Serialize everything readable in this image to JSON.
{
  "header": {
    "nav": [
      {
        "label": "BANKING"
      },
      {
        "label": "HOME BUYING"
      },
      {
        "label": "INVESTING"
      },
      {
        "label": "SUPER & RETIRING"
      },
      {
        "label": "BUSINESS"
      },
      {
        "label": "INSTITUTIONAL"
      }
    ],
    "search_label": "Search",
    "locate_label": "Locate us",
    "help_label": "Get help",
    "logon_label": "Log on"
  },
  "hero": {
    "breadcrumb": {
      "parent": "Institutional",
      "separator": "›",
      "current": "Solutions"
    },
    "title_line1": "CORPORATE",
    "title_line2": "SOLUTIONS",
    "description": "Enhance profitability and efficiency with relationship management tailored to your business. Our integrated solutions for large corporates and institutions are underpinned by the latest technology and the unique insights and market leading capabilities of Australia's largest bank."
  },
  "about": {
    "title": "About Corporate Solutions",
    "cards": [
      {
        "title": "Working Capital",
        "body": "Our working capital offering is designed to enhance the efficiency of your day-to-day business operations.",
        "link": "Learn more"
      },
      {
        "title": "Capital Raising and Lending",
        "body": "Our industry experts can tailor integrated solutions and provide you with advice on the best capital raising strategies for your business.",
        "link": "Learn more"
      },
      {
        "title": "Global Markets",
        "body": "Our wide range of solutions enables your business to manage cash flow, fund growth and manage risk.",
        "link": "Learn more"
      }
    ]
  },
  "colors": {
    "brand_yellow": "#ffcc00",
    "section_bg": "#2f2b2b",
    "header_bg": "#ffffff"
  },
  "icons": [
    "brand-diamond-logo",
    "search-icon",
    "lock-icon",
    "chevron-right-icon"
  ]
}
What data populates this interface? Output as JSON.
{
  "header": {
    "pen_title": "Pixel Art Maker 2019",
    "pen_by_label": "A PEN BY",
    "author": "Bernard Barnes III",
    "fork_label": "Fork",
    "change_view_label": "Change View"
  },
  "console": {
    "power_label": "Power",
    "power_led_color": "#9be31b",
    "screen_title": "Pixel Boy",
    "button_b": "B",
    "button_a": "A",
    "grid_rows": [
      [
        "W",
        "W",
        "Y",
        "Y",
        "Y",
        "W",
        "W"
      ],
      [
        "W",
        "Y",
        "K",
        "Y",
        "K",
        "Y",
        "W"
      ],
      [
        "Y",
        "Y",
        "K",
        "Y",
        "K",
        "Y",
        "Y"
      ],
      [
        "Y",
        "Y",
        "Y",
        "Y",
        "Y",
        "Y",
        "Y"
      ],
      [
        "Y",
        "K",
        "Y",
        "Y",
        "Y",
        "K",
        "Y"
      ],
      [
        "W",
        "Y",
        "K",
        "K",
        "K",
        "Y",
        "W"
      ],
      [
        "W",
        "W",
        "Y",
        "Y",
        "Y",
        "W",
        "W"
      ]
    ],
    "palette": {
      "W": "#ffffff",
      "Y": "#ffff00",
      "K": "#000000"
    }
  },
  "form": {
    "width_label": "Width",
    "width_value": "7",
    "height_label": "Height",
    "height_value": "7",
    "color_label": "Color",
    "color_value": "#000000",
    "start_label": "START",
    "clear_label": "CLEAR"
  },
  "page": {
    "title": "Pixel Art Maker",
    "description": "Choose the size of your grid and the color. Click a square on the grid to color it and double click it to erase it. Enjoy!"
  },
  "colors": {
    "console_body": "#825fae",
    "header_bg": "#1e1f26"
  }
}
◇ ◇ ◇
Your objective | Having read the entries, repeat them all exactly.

Result below |
Serialize everything readable in this image to JSON.
{
  "header": {
    "nav": [
      {
        "label": "BANKING"
      },
      {
        "label": "HOME BUYING"
      },
      {
        "label": "INVESTING"
      },
      {
        "label": "SUPER & RETIRING"
      },
      {
        "label": "BUSINESS"
      },
      {
        "label": "INSTITUTIONAL"
      }
    ],
    "search_label": "Search",
    "locate_label": "Locate us",
    "help_label": "Get help",
    "logon_label": "Log on"
  },
  "hero": {
    "breadcrumb": {
      "parent": "Institutional",
      "separator": "›",
      "current": "Solutions"
    },
    "title_line1": "CORPORATE",
    "title_line2": "SOLUTIONS",
    "description": "Enhance profitability and efficiency with relationship management tailored to your business. Our integrated solutions for large corporates and institutions are underpinned by the latest technology and the unique insights and market leading capabilities of Australia's largest bank."
  },
  "about": {
    "title": "About Corporate Solutions",
    "cards": [
      {
        "title": "Working Capital",
        "body": "Our working capital offering is designed to enhance the efficiency of your day-to-day business operations.",
        "link": "Learn more"
      },
      {
        "title": "Capital Raising and Lending",
        "body": "Our industry experts can tailor integrated solutions and provide you with advice on the best capital raising strategies for your business.",
        "link": "Learn more"
      },
      {
        "title": "Global Markets",
        "body": "Our wide range of solutions enables your business to manage cash flow, fund growth and manage risk.",
        "link": "Learn more"
      }
    ]
  },
  "colors": {
    "brand_yellow": "#ffcc00",
    "section_bg": "#2f2b2b",
    "header_bg": "#ffffff"
  },
  "icons": [
    "brand-diamond-logo",
    "search-icon",
    "lock-icon",
    "chevron-right-icon"
  ]
}
What data populates this interface? Output as JSON.
{
  "header": {
    "pen_title": "Pixel Art Maker 2019",
    "pen_by_label": "A PEN BY",
    "author": "Bernard Barnes III",
    "fork_label": "Fork",
    "change_view_label": "Change View"
  },
  "console": {
    "power_label": "Power",
    "power_led_color": "#9be31b",
    "screen_title": "Pixel Boy",
    "button_b": "B",
    "button_a": "A",
    "grid_rows": [
      [
        "W",
        "W",
        "Y",
        "Y",
        "Y",
        "W",
        "W"
      ],
      [
        "W",
        "Y",
        "K",
        "Y",
        "K",
        "Y",
        "W"
      ],
      [
        "Y",
        "Y",
        "K",
        "Y",
        "K",
        "Y",
        "Y"
      ],
      [
        "Y",
        "Y",
        "Y",
        "Y",
        "Y",
        "Y",
        "Y"
      ],
      [
        "Y",
        "K",
        "Y",
        "Y",
        "Y",
        "K",
        "Y"
      ],
      [
        "W",
        "Y",
        "K",
        "K",
        "K",
        "Y",
        "W"
      ],
      [
        "W",
        "W",
        "Y",
        "Y",
        "Y",
        "W",
        "W"
      ]
    ],
    "palette": {
      "W": "#ffffff",
      "Y": "#ffff00",
      "K": "#000000"
    }
  },
  "form": {
    "width_label": "Width",
    "width_value": "7",
    "height_label": "Height",
    "height_value": "7",
    "color_label": "Color",
    "color_value": "#000000",
    "start_label": "START",
    "clear_label": "CLEAR"
  },
  "page": {
    "title": "Pixel Art Maker",
    "description": "Choose the size of your grid and the color. Click a square on the grid to color it and double click it to erase it. Enjoy!"
  },
  "colors": {
    "console_body": "#825fae",
    "header_bg": "#1e1f26"
  }
}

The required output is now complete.